— Excerpts from an interface dataset —

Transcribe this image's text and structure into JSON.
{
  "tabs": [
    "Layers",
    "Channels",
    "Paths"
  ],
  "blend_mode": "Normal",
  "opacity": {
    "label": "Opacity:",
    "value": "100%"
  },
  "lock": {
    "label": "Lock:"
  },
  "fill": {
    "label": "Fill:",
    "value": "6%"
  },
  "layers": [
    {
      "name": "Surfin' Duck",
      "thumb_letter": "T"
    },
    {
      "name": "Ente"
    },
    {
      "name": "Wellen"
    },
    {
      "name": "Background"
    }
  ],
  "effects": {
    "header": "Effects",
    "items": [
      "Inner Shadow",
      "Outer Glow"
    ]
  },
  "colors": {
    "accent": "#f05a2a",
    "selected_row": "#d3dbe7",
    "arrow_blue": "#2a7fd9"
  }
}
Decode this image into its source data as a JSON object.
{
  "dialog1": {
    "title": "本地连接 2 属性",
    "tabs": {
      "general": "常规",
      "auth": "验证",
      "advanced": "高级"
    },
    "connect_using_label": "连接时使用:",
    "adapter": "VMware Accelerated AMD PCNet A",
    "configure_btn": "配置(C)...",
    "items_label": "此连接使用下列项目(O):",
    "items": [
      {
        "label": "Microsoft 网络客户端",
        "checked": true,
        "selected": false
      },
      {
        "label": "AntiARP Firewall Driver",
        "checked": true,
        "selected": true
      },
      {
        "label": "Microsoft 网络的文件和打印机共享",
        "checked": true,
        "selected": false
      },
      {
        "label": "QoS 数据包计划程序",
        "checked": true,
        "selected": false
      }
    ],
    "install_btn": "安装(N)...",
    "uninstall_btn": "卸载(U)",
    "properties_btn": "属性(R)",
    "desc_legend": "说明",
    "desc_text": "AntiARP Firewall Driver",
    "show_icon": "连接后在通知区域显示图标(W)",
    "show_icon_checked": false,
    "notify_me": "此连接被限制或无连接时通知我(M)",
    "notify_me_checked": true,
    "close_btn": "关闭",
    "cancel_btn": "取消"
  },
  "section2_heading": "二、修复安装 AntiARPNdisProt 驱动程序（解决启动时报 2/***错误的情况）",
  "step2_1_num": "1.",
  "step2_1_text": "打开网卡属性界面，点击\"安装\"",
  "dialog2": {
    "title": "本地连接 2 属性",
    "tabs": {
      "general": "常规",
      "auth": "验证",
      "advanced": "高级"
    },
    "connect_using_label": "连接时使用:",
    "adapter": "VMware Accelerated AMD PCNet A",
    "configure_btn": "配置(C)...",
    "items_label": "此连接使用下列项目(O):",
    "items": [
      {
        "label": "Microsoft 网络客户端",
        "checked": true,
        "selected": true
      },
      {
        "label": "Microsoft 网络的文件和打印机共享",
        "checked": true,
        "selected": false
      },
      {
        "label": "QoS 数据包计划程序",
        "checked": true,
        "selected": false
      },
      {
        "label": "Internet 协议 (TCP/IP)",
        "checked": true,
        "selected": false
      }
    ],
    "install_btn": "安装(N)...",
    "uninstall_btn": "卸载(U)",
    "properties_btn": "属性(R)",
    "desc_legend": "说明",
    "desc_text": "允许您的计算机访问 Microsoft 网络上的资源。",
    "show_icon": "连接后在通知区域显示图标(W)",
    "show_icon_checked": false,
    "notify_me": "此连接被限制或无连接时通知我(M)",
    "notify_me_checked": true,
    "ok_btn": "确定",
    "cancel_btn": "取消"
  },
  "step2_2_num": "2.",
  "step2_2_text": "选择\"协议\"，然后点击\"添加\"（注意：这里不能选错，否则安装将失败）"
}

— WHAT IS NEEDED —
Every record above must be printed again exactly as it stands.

— PROBLEM SOLUTION —
Transcribe this image's text and structure into JSON.
{
  "tabs": [
    "Layers",
    "Channels",
    "Paths"
  ],
  "blend_mode": "Normal",
  "opacity": {
    "label": "Opacity:",
    "value": "100%"
  },
  "lock": {
    "label": "Lock:"
  },
  "fill": {
    "label": "Fill:",
    "value": "6%"
  },
  "layers": [
    {
      "name": "Surfin' Duck",
      "thumb_letter": "T"
    },
    {
      "name": "Ente"
    },
    {
      "name": "Wellen"
    },
    {
      "name": "Background"
    }
  ],
  "effects": {
    "header": "Effects",
    "items": [
      "Inner Shadow",
      "Outer Glow"
    ]
  },
  "colors": {
    "accent": "#f05a2a",
    "selected_row": "#d3dbe7",
    "arrow_blue": "#2a7fd9"
  }
}
Decode this image into its source data as a JSON object.
{
  "dialog1": {
    "title": "本地连接 2 属性",
    "tabs": {
      "general": "常规",
      "auth": "验证",
      "advanced": "高级"
    },
    "connect_using_label": "连接时使用:",
    "adapter": "VMware Accelerated AMD PCNet A",
    "configure_btn": "配置(C)...",
    "items_label": "此连接使用下列项目(O):",
    "items": [
      {
        "label": "Microsoft 网络客户端",
        "checked": true,
        "selected": false
      },
      {
        "label": "AntiARP Firewall Driver",
        "checked": true,
        "selected": true
      },
      {
        "label": "Microsoft 网络的文件和打印机共享",
        "checked": true,
        "selected": false
      },
      {
        "label": "QoS 数据包计划程序",
        "checked": true,
        "selected": false
      }
    ],
    "install_btn": "安装(N)...",
    "uninstall_btn": "卸载(U)",
    "properties_btn": "属性(R)",
    "desc_legend": "说明",
    "desc_text": "AntiARP Firewall Driver",
    "show_icon": "连接后在通知区域显示图标(W)",
    "show_icon_checked": false,
    "notify_me": "此连接被限制或无连接时通知我(M)",
    "notify_me_checked": true,
    "close_btn": "关闭",
    "cancel_btn": "取消"
  },
  "section2_heading": "二、修复安装 AntiARPNdisProt 驱动程序（解决启动时报 2/***错误的情况）",
  "step2_1_num": "1.",
  "step2_1_text": "打开网卡属性界面，点击\"安装\"",
  "dialog2": {
    "title": "本地连接 2 属性",
    "tabs": {
      "general": "常规",
      "auth": "验证",
      "advanced": "高级"
    },
    "connect_using_label": "连接时使用:",
    "adapter": "VMware Accelerated AMD PCNet A",
    "configure_btn": "配置(C)...",
    "items_label": "此连接使用下列项目(O):",
    "items": [
      {
        "label": "Microsoft 网络客户端",
        "checked": true,
        "selected": true
      },
      {
        "label": "Microsoft 网络的文件和打印机共享",
        "checked": true,
        "selected": false
      },
      {
        "label": "QoS 数据包计划程序",
        "checked": true,
        "selected": false
      },
      {
        "label": "Internet 协议 (TCP/IP)",
        "checked": true,
        "selected": false
      }
    ],
    "install_btn": "安装(N)...",
    "uninstall_btn": "卸载(U)",
    "properties_btn": "属性(R)",
    "desc_legend": "说明",
    "desc_text": "允许您的计算机访问 Microsoft 网络上的资源。",
    "show_icon": "连接后在通知区域显示图标(W)",
    "show_icon_checked": false,
    "notify_me": "此连接被限制或无连接时通知我(M)",
    "notify_me_checked": true,
    "ok_btn": "确定",
    "cancel_btn": "取消"
  },
  "step2_2_num": "2.",
  "step2_2_text": "选择\"协议\"，然后点击\"添加\"（注意：这里不能选错，否则安装将失败）"
}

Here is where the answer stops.